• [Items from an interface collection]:
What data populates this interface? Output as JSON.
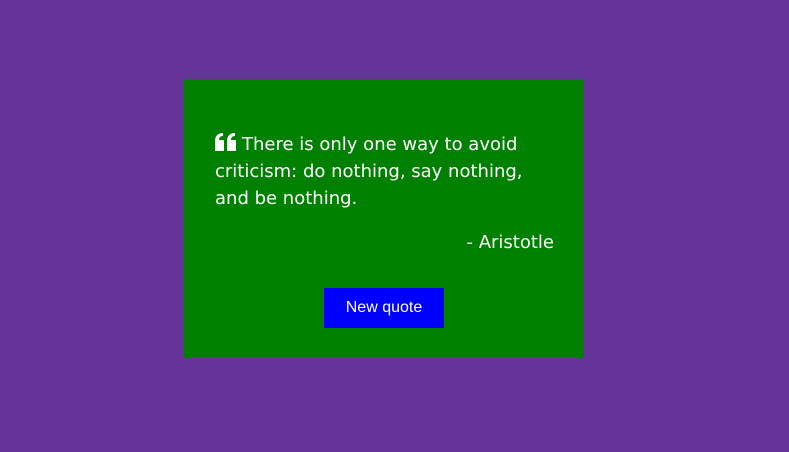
{
  "quote": {
    "text": "There is only one way to avoid criticism: do nothing, say nothing, and be nothing.",
    "author": "- Aristotle",
    "icon": "quote-left-icon"
  },
  "button": {
    "new_quote_label": "New quote"
  },
  "colors": {
    "background": "#663399",
    "card": "#008000",
    "button": "#0000ff",
    "text": "#ffffff"
  }
}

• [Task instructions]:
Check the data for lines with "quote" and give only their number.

• [Answer space]:
3